Translator:  Charles K.


09:30  We left from the Rosh Ha’Ayin train station.

09:45  Azzun.  The checkpoint at the entrance is open.  No military presence.

10:00  We approach the Falamya agricultural gate.  A long excavation visible on the opposite ridge.  A new fence?  A pickup truck belonging to the Palestinian Authority is parked at the entrance to the gate.  Two young men, from the Palestinian Ministry of Agriculture, sit inside.  Their job is to inspect the agricultural lands.  How long have they been at the entrance?  About two hours.  Why don’t they enter?  They show us their individual permits from the DCO, which they received as employees of the Palestinian Authority.  They’re perfectly valid and allow them through to the lands.  We speak to a male and a female soldier at the gate, ask why the delay.  They explain very seriously:  “Yes, these two people are permitted to enter, but not their vehicle.”  Why?  “Because it has no permit…”
We return to the prohibited vehicle.  They say the Ministry of Agriculture has a number of vehicles.  When they go out on the job in the morning they’re given one, randomly.  So they have no way of arranging a vehicle permit in advance.  So they sit wasting time each day.  The same thing occurs not only at Falamya but also at Tzofin, Habla, Jayyous.  After a while the call comes from the DCO:  the vehicle is approved.  The daily harassment ended well today…

We continue north, passing Falamya village on the way.  Vegetable gardens are planted among the houses.  A large, impressive school building.  Greenhouses on both sides of the road leading out of the village.


10:45  Jubara.  Both checkpoints at the entrance to the village have been removed, the second a month ago.  Their traces are still visible on the ground.  We stop at the municipal building.  A number of people wait for the head of the municipality; we join them.  We have a quick talk with him.  We learn that almost all the village lands are defined as Area C.  They have olive groves beyond the fence.  Residents receive permits to access their land only once a year, during the olive harvest.  Their biggest problem at present is the cost of water.  The village has a well and pump that runs on fuel oil.  To reduce expenses they want to switch to an electric pump.  But despite the fact that the well is on their land, (Area C) they need a permit from the occupation authorities in Beit El.  And it doesn’t arrive.
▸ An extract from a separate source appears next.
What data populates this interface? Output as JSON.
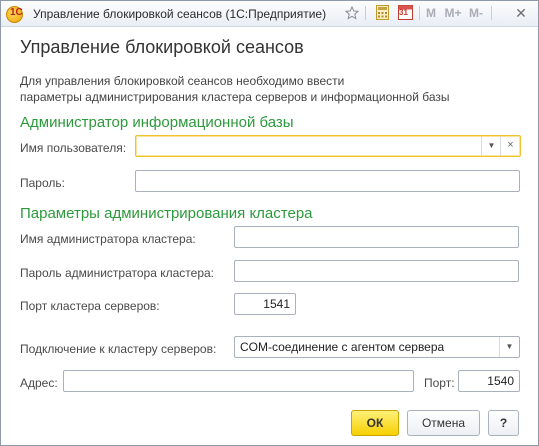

Otherwise, says the head of the municipality, there are no problems with the settlers or the army.

We’d have to arrange another meeting to receive more detailed information.


On the way back:  Three soldiers stationed at the Te’anim checkpoint.  We see no vehicles.


11:30  Back to Rosh Ha’Ayin.